Exercise: Find every line in the records below that holds the word "price" and copy it.

Records for this task:
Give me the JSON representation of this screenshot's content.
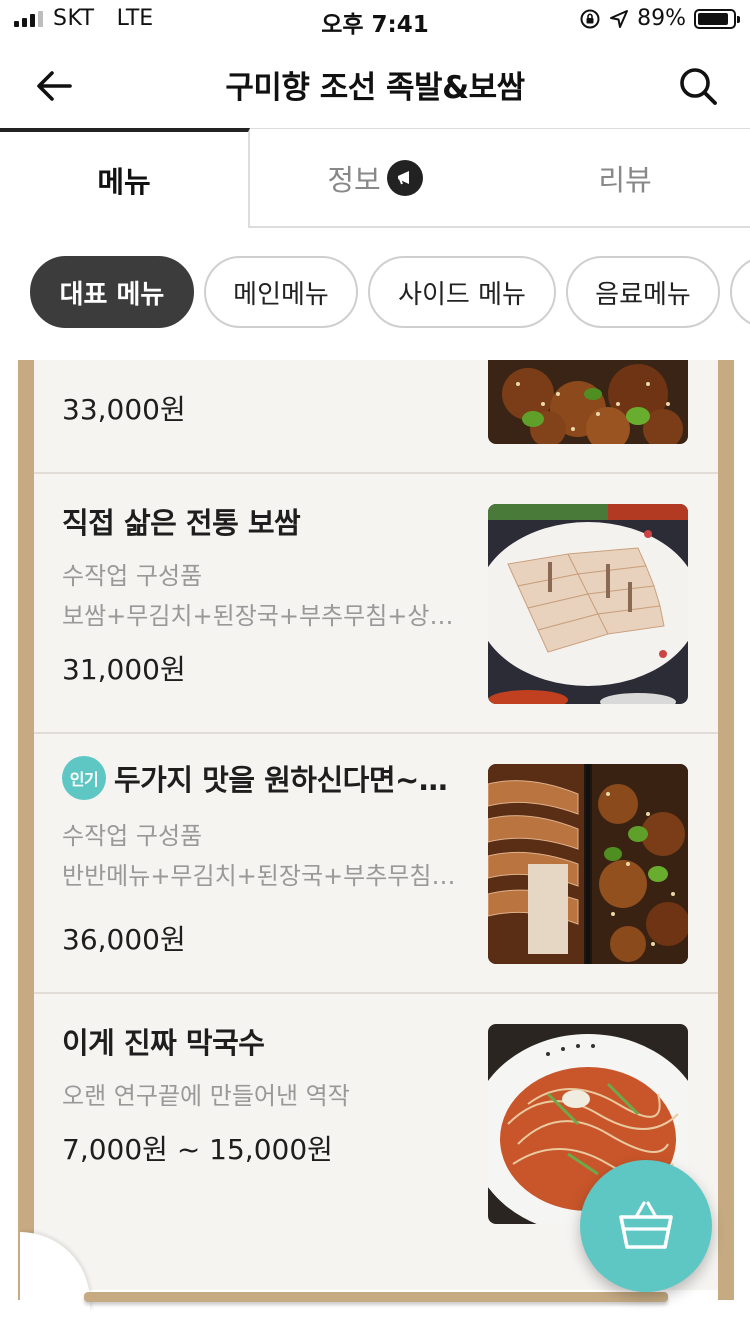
{
  "status": {
    "carrier": "SKT",
    "network": "LTE",
    "time": "오후 7:41",
    "battery": "89%",
    "battery_level": 0.89
  },
  "header": {
    "title": "구미향 조선 족발&보쌈",
    "back_icon": "arrow-left-icon",
    "search_icon": "search-icon"
  },
  "tabs": [
    {
      "label": "메뉴",
      "active": true
    },
    {
      "label": "정보",
      "active": false,
      "icon": "megaphone-icon"
    },
    {
      "label": "리뷰",
      "active": false
    }
  ],
  "categories": [
    {
      "label": "대표 메뉴",
      "active": true
    },
    {
      "label": "메인메뉴",
      "active": false
    },
    {
      "label": "사이드 메뉴",
      "active": false
    },
    {
      "label": "음료메뉴",
      "active": false
    }
  ],
  "menu": [
    {
      "name": "",
      "desc1": "",
      "desc2": "",
      "price": "33,000원"
    },
    {
      "name": "직접 삶은 전통 보쌈",
      "desc1": "수작업 구성품",
      "desc2": "보쌈+무김치+된장국+부추무침+상…",
      "price": "31,000원"
    },
    {
      "name": "두가지 맛을 원하신다면~…",
      "badge": "인기",
      "desc1": "수작업 구성품",
      "desc2": "반반메뉴+무김치+된장국+부추무침…",
      "price": "36,000원"
    },
    {
      "name": "이게 진짜 막국수",
      "desc1": "오랜 연구끝에 만들어낸 역작",
      "desc2": "",
      "price": "7,000원 ~ 15,000원"
    }
  ],
  "cart_icon": "basket-icon",
  "colors": {
    "accent": "#5ec7c4",
    "frame": "#c6ab82",
    "chip_active": "#3c3c3c"
  }
}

Worked solution:
      "price": "33,000원"
      "price": "31,000원"
      "price": "36,000원"
      "price": "7,000원 ~ 15,000원"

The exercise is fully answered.